You… um… apparently haven’t seen the whole fandom. In fact, “Sansa was mean to Tyrion” is often why people hate her! That and “she betrayed her family” and “she was mean to Arya” and “she’s weak” and “why didn’t she grab a sword and escape” and “she’s stupid” and jeeze I’m tired of this. Seriously just fucking google Sansa:
Or look on the GoT facebook page or any youtube comment section or anywhere else but here ffs. Sansa fans are vocal on tumblr but they are outnumbered just about everywhere else.
Also when defending fans call a character things like a “flawless queen” it is not meant to be literal. (Cersei sometimes gets called “flawless”, for example. Even the deepest of her stans certainly do not mean that literally.) Generally it’s to say that even their flaws are “flawless” in their eyes, especially when defending a character against slander.
You shouldn’t judge her entire character over this one flaw but you also shouldn’t pretend this flaw doesn’t exist. I would rather have a Sansa with flaws like this than a perfect angel Sansa who does nothing wrong because a character with flaws is a much better character and you are doing a huge disservice to that character by burying your head in the sand and saying those flawa don’t exist.
Sansa certainly has flaws. She’s naive, she’s ableist (as are most people in Westeros), she’s classist (as is frankly everyone in Westeros), she frequently judges on surface appearances, she trusts people that she should not, she tends to story-role people and is upset when they don’t do the things she thinks they ought to do, she thinks a lie is not bad if it’s meant kindly, etc. But she did not hate Tyrion or treat him with hatred because he was ugly.

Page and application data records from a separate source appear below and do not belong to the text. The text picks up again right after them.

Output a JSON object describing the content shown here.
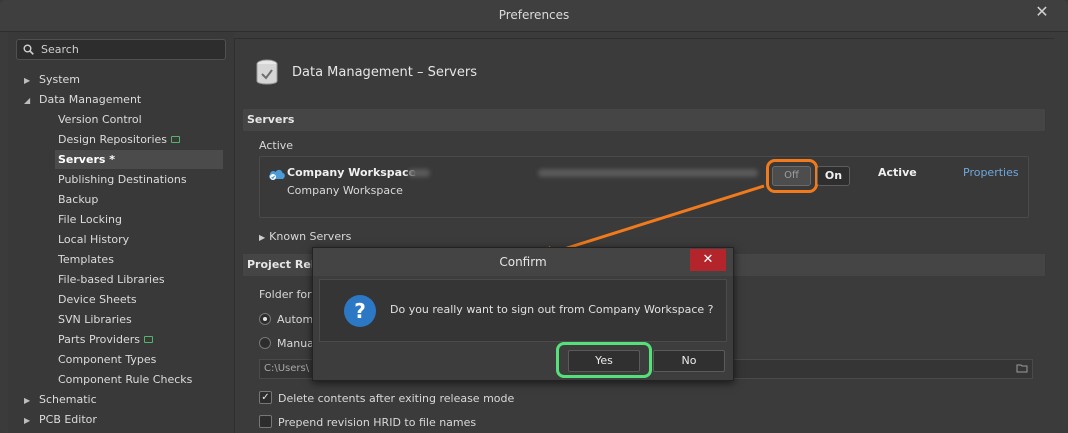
{
  "window": {
    "title": "Preferences"
  },
  "search": {
    "placeholder": "Search"
  },
  "tree": [
    {
      "label": "System",
      "level": 0,
      "arrow": "right"
    },
    {
      "label": "Data Management",
      "level": 0,
      "arrow": "down"
    },
    {
      "label": "Version Control",
      "level": 1
    },
    {
      "label": "Design Repositories",
      "level": 1,
      "server_icon": true
    },
    {
      "label": "Servers *",
      "level": 1,
      "selected": true
    },
    {
      "label": "Publishing Destinations",
      "level": 1
    },
    {
      "label": "Backup",
      "level": 1
    },
    {
      "label": "File Locking",
      "level": 1
    },
    {
      "label": "Local History",
      "level": 1
    },
    {
      "label": "Templates",
      "level": 1
    },
    {
      "label": "File-based Libraries",
      "level": 1
    },
    {
      "label": "Device Sheets",
      "level": 1
    },
    {
      "label": "SVN Libraries",
      "level": 1
    },
    {
      "label": "Parts Providers",
      "level": 1,
      "server_icon": true
    },
    {
      "label": "Component Types",
      "level": 1
    },
    {
      "label": "Component Rule Checks",
      "level": 1
    },
    {
      "label": "Schematic",
      "level": 0,
      "arrow": "right"
    },
    {
      "label": "PCB Editor",
      "level": 0,
      "arrow": "right"
    }
  ],
  "page": {
    "title": "Data Management – Servers"
  },
  "servers_section": {
    "header": "Servers",
    "active_label": "Active",
    "server_name": "Company Workspace",
    "server_sub": "Company Workspace",
    "toggle_off": "Off",
    "toggle_on": "On",
    "status": "Active",
    "properties_link": "Properties",
    "known_servers": "Known Servers"
  },
  "project_release": {
    "header": "Project Relea",
    "folder_label": "Folder for",
    "radio_auto": "Automa",
    "radio_manual": "Manua",
    "path_value": "C:\\Users\\",
    "delete_contents": "Delete contents after exiting release mode",
    "prepend_revision": "Prepend revision HRID to file names"
  },
  "dialog": {
    "title": "Confirm",
    "close": "✕",
    "icon": "?",
    "message": "Do you really want to sign out from Company Workspace ?",
    "yes": "Yes",
    "no": "No"
  },
  "colors": {
    "annotation_orange": "#f07a1c",
    "annotation_green": "#55e07a",
    "dialog_close": "#b3242b",
    "link": "#6fa8dc"
  }
}
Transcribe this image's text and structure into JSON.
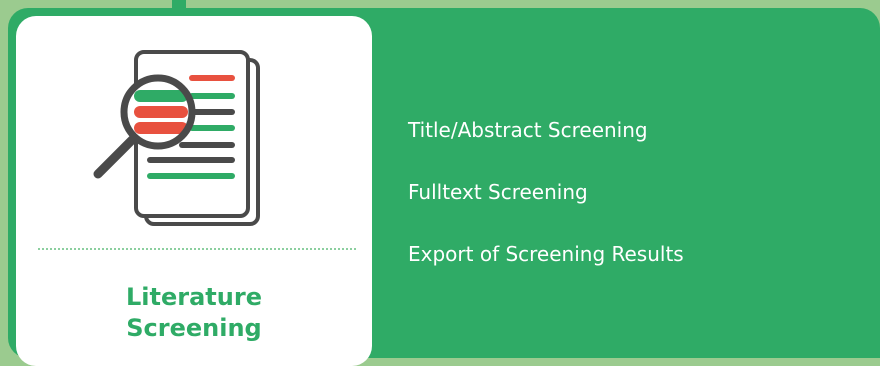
{
  "card": {
    "title_line1": "Literature",
    "title_line2": "Screening",
    "icon": "magnifier-document-icon"
  },
  "menu": {
    "items": [
      {
        "label": "Title/Abstract Screening"
      },
      {
        "label": "Fulltext Screening"
      },
      {
        "label": "Export of Screening Results"
      }
    ]
  },
  "colors": {
    "background": "#9bcb8f",
    "panel": "#2fab66",
    "card": "#ffffff",
    "accent_red": "#e8513f",
    "icon_dark": "#4a4a4a"
  }
}
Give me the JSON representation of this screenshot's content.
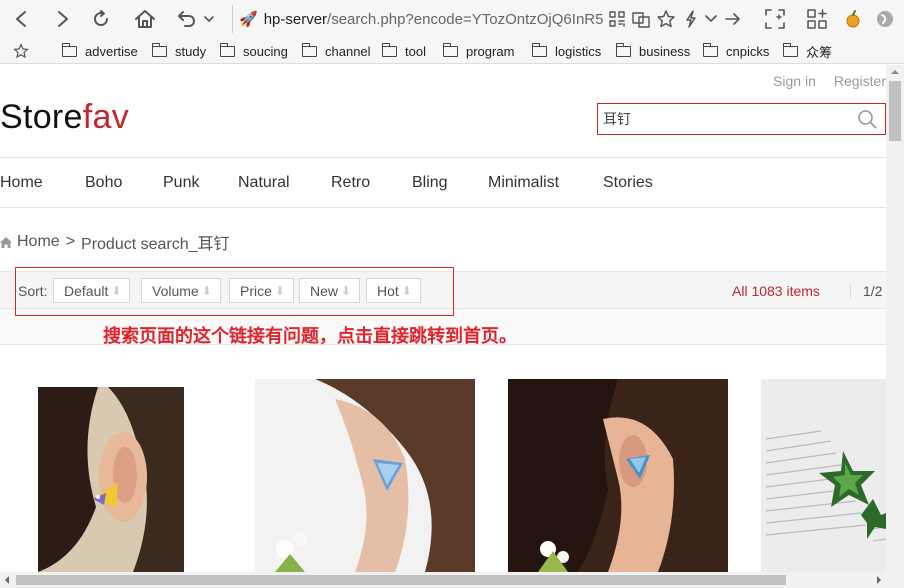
{
  "browser": {
    "url_host": "hp-server",
    "url_path": "/search.php?encode=YTozOntzOjQ6InR5",
    "bookmarks": [
      "advertise",
      "study",
      "soucing",
      "channel",
      "tool",
      "program",
      "logistics",
      "business",
      "cnpicks",
      "众筹"
    ]
  },
  "header": {
    "sign_in": "Sign in",
    "register": "Register",
    "logo_main": "Store",
    "logo_accent": "fav",
    "search_value": "耳钉"
  },
  "nav": [
    "Home",
    "Boho",
    "Punk",
    "Natural",
    "Retro",
    "Bling",
    "Minimalist",
    "Stories"
  ],
  "breadcrumb": {
    "home": "Home",
    "sep": ">",
    "current": "Product search_耳钉"
  },
  "sort": {
    "label": "Sort:",
    "options": [
      "Default",
      "Volume",
      "Price",
      "New",
      "Hot"
    ],
    "count": "All 1083 items",
    "pager": "1/2"
  },
  "annotation": "搜索页面的这个链接有问题，点击直接跳转到首页。",
  "colors": {
    "accent": "#c0282e",
    "annotation": "#e0242b"
  }
}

Say Sansa’s flawed. Fine. Make my day. But if you say you love her but your primary reason for being conflicted because she “hated Tyrion, who treated her fantasticly, just because he was ugly” — you are wrong. (Just as wrong as someone who might say they love her but she’s flawed because she “hated the Hound” and “was stupid not to go with him.”) Reread Sansa’s chapters. Realize she cannot read Tyrion’s mind, that she doesn’t know he’s a “good guy” because he never opened up to her either, and she cannot trust a Lannister because when she did (Cersei, Joffrey), it backfired so badly that she will never trust another Lannister again.
(And god knows Tyrion’s no angel either. I hope you realize that.)
I suggest you take a look at my Sansa meta tag to see some more balanced looks at Sansa, or the Sansa tag on asoiafuniversity. My Tyrion tag may help you too, as could these posts. (1, 2, 3, 4, 5.) Good luck, and I do hope you read with an open mind.